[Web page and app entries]
:::::
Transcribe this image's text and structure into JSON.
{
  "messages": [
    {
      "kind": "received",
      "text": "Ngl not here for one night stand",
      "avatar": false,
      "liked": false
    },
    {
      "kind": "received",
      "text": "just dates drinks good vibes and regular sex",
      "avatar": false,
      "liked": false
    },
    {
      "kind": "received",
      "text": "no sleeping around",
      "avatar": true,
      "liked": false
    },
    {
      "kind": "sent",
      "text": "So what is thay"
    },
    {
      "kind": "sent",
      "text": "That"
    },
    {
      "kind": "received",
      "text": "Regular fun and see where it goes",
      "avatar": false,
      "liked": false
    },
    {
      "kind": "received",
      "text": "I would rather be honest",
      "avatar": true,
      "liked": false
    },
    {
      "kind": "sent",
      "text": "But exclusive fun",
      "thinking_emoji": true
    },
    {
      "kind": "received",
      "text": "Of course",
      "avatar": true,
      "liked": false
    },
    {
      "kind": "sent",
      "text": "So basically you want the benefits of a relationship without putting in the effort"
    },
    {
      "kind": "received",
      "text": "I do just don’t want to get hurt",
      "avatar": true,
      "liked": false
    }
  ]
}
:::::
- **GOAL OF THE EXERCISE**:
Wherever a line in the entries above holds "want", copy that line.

- **OUTPUT OF THE TASK**:
      "text": "So basically you want the benefits of a relationship without putting in the effort"
      "text": "I do just don’t want to get hurt",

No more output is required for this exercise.